→ **TASK OBJECTIVE**
Give the records back in full, exactly as they read.

Website and app data records:
● ● ● ● ● ● ●

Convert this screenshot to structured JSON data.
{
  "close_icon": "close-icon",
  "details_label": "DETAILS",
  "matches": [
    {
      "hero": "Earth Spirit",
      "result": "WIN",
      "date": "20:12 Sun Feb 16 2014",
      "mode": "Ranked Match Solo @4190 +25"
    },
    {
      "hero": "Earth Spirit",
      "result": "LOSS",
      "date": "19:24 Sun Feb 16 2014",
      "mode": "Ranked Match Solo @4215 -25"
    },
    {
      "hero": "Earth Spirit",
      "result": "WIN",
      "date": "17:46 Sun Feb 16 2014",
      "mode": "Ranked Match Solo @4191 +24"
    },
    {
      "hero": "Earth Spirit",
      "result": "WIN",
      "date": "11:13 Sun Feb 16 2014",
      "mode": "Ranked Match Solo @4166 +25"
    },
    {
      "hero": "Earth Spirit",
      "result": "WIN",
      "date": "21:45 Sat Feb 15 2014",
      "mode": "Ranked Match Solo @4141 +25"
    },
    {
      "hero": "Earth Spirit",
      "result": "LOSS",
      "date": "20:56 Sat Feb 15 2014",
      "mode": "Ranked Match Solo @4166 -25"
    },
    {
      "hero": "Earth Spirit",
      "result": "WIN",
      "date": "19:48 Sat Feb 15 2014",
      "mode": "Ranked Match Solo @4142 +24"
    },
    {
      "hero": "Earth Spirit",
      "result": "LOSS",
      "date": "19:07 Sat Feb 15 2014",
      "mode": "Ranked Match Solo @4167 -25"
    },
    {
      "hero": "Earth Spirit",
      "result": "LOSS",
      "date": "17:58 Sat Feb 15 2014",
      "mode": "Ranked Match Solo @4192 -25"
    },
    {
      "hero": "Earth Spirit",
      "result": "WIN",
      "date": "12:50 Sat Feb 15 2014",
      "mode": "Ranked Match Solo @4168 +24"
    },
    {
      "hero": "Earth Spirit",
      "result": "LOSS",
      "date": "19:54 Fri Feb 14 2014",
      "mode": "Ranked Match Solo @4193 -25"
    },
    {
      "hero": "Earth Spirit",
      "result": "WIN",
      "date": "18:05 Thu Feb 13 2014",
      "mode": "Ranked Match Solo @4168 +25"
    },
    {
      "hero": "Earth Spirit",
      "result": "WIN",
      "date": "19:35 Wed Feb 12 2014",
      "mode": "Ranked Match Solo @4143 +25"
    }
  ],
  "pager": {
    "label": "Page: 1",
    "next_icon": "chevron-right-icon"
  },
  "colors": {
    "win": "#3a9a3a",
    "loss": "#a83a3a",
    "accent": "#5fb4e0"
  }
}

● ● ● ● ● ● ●

→ **TASK RESULT**
Convert this screenshot to structured JSON data.
{
  "close_icon": "close-icon",
  "details_label": "DETAILS",
  "matches": [
    {
      "hero": "Earth Spirit",
      "result": "WIN",
      "date": "20:12 Sun Feb 16 2014",
      "mode": "Ranked Match Solo @4190 +25"
    },
    {
      "hero": "Earth Spirit",
      "result": "LOSS",
      "date": "19:24 Sun Feb 16 2014",
      "mode": "Ranked Match Solo @4215 -25"
    },
    {
      "hero": "Earth Spirit",
      "result": "WIN",
      "date": "17:46 Sun Feb 16 2014",
      "mode": "Ranked Match Solo @4191 +24"
    },
    {
      "hero": "Earth Spirit",
      "result": "WIN",
      "date": "11:13 Sun Feb 16 2014",
      "mode": "Ranked Match Solo @4166 +25"
    },
    {
      "hero": "Earth Spirit",
      "result": "WIN",
      "date": "21:45 Sat Feb 15 2014",
      "mode": "Ranked Match Solo @4141 +25"
    },
    {
      "hero": "Earth Spirit",
      "result": "LOSS",
      "date": "20:56 Sat Feb 15 2014",
      "mode": "Ranked Match Solo @4166 -25"
    },
    {
      "hero": "Earth Spirit",
      "result": "WIN",
      "date": "19:48 Sat Feb 15 2014",
      "mode": "Ranked Match Solo @4142 +24"
    },
    {
      "hero": "Earth Spirit",
      "result": "LOSS",
      "date": "19:07 Sat Feb 15 2014",
      "mode": "Ranked Match Solo @4167 -25"
    },
    {
      "hero": "Earth Spirit",
      "result": "LOSS",
      "date": "17:58 Sat Feb 15 2014",
      "mode": "Ranked Match Solo @4192 -25"
    },
    {
      "hero": "Earth Spirit",
      "result": "WIN",
      "date": "12:50 Sat Feb 15 2014",
      "mode": "Ranked Match Solo @4168 +24"
    },
    {
      "hero": "Earth Spirit",
      "result": "LOSS",
      "date": "19:54 Fri Feb 14 2014",
      "mode": "Ranked Match Solo @4193 -25"
    },
    {
      "hero": "Earth Spirit",
      "result": "WIN",
      "date": "18:05 Thu Feb 13 2014",
      "mode": "Ranked Match Solo @4168 +25"
    },
    {
      "hero": "Earth Spirit",
      "result": "WIN",
      "date": "19:35 Wed Feb 12 2014",
      "mode": "Ranked Match Solo @4143 +25"
    }
  ],
  "pager": {
    "label": "Page: 1",
    "next_icon": "chevron-right-icon"
  },
  "colors": {
    "win": "#3a9a3a",
    "loss": "#a83a3a",
    "accent": "#5fb4e0"
  }
}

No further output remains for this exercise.